YOUR OBJECTIVE -
Please copy each line from the entries that contains the string "opts".

SUPPLIED ENTRIES Start Marker

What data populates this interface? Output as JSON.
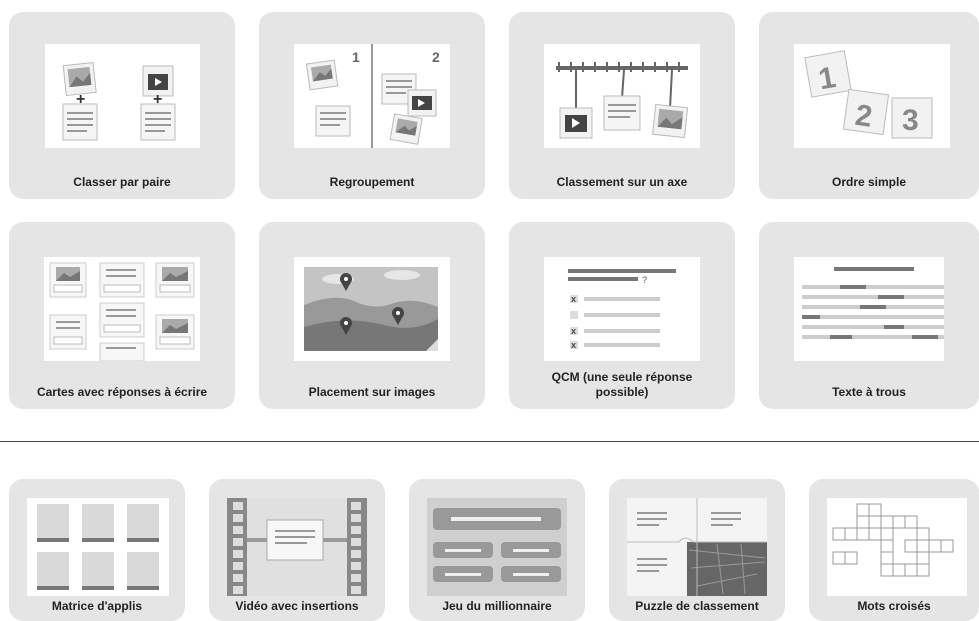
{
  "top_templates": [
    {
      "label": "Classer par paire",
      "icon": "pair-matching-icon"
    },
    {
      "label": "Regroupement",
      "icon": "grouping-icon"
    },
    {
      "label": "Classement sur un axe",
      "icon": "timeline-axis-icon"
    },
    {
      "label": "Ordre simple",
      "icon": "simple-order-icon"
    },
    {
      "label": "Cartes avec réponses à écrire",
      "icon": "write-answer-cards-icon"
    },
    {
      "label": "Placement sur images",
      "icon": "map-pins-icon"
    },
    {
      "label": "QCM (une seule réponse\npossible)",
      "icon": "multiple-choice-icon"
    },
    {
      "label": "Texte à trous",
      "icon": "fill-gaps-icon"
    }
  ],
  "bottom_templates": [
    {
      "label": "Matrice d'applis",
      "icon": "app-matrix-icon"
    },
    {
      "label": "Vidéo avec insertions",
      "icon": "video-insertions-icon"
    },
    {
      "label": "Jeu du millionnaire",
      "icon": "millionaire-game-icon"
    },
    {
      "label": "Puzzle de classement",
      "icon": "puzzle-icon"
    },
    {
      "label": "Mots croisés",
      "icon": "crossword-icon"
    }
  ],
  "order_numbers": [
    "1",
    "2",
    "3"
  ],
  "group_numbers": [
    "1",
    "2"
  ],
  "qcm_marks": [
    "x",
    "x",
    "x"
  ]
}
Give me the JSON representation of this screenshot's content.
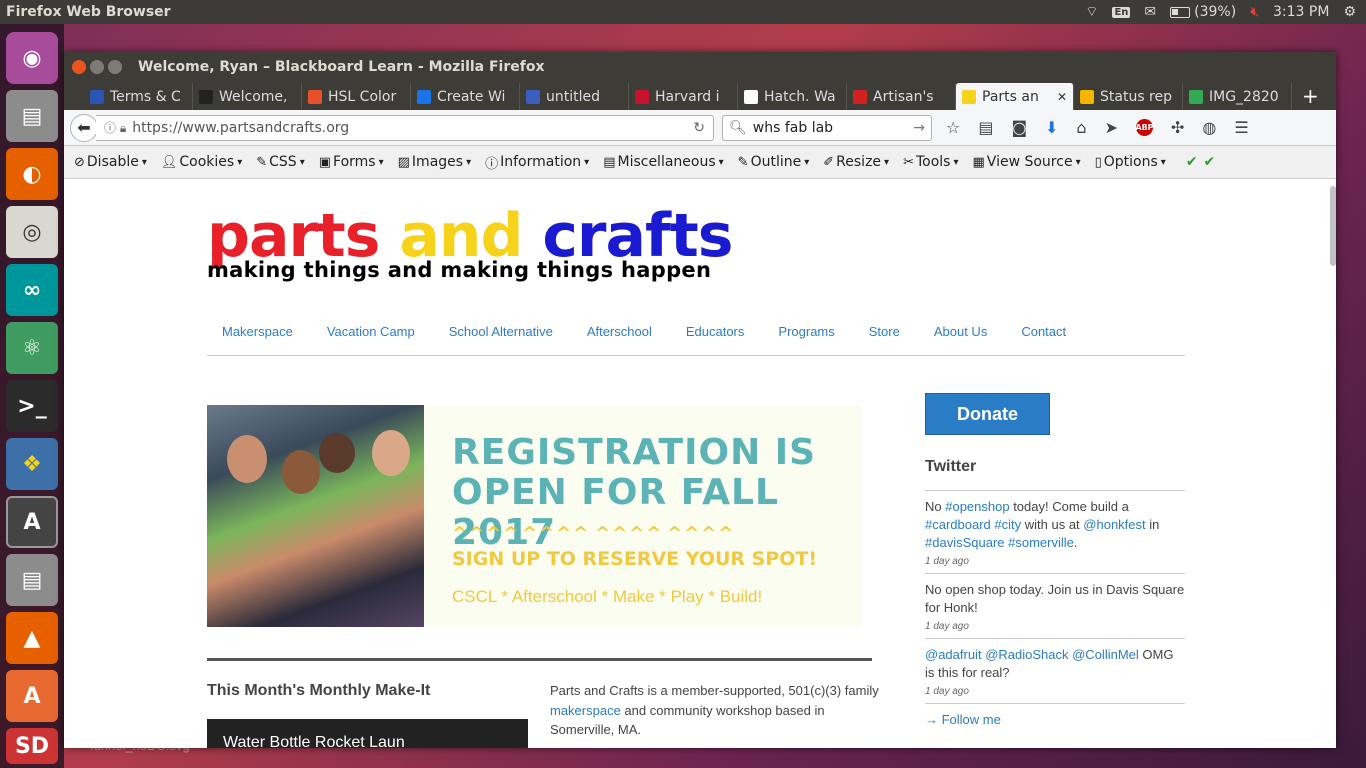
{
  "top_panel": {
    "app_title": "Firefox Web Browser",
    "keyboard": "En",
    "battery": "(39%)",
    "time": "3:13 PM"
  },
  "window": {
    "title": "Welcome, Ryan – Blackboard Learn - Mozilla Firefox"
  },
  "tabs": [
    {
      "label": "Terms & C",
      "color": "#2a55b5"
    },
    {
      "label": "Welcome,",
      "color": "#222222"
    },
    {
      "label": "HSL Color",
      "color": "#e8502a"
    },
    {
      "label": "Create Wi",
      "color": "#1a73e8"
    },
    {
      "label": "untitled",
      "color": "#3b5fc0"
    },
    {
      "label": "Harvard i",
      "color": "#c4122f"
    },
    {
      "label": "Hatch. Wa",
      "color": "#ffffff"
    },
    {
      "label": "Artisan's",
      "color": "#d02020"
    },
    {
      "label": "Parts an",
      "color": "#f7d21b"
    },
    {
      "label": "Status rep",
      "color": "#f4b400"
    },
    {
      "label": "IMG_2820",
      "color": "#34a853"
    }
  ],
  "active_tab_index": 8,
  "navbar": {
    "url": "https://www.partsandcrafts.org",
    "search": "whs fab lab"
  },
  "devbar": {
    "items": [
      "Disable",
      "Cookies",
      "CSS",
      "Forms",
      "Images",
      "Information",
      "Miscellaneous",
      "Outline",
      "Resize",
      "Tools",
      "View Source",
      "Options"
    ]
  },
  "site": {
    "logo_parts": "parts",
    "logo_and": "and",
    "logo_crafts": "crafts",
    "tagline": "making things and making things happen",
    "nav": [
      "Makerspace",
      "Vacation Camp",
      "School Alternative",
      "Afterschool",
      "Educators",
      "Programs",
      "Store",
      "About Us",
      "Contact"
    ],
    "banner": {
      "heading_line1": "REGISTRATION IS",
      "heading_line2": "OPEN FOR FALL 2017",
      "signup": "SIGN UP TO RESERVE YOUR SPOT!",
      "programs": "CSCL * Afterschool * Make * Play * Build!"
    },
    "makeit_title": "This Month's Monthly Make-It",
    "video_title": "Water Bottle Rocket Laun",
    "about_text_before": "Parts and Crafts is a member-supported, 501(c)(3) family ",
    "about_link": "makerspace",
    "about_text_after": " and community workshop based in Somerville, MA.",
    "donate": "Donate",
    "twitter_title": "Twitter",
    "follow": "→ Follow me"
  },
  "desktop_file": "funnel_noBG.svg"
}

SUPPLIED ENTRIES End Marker
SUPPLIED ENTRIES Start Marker

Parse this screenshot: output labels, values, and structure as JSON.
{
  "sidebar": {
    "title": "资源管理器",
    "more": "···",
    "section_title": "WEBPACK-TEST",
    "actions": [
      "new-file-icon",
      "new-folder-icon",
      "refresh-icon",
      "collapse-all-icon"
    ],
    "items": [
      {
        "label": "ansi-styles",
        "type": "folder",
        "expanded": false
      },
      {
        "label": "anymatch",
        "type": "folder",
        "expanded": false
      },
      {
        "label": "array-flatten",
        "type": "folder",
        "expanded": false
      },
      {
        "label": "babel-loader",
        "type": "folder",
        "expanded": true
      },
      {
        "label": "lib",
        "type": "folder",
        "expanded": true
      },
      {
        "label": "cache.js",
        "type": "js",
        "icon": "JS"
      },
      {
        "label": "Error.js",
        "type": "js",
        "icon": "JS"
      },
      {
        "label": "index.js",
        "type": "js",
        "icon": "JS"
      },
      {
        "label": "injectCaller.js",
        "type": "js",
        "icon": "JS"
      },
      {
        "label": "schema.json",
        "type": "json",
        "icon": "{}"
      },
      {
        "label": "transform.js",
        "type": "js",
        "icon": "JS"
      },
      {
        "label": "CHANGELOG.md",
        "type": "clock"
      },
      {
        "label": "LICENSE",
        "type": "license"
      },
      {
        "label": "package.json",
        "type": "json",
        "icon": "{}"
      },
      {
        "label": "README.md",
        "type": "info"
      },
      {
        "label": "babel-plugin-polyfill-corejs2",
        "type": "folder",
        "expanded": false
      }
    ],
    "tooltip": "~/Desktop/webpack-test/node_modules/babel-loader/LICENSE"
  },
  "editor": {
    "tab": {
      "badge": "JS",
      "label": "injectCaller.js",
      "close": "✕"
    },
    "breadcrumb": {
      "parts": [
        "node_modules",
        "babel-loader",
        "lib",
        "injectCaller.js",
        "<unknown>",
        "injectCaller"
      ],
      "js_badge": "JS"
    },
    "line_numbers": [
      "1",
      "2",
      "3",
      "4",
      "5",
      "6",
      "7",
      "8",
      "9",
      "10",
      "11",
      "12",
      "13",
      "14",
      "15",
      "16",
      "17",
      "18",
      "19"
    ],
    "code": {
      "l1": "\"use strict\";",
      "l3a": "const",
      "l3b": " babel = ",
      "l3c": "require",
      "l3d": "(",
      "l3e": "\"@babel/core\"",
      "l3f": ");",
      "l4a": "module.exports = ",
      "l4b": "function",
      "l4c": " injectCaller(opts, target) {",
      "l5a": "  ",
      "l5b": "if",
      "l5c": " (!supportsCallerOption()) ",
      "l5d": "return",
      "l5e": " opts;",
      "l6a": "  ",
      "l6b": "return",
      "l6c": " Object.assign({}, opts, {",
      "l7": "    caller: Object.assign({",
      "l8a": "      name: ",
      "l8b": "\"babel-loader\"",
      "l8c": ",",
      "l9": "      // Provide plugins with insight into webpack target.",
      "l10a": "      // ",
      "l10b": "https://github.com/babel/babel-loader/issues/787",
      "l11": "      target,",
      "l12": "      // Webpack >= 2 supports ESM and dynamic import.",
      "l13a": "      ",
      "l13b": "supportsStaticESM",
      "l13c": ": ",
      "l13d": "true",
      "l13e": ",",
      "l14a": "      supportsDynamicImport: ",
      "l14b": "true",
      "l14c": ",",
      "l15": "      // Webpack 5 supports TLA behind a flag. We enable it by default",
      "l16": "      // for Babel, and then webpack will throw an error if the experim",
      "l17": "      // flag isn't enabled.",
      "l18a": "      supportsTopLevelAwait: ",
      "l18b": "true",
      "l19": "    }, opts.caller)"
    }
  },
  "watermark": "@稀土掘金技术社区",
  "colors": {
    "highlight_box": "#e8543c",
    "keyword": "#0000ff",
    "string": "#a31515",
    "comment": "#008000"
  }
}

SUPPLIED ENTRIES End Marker

TASK RESULT -
      "l4c": " injectCaller(opts, target) {",
      "l5e": " opts;",
      "l6c": " Object.assign({}, opts, {",
      "l19": "    }, opts.caller)"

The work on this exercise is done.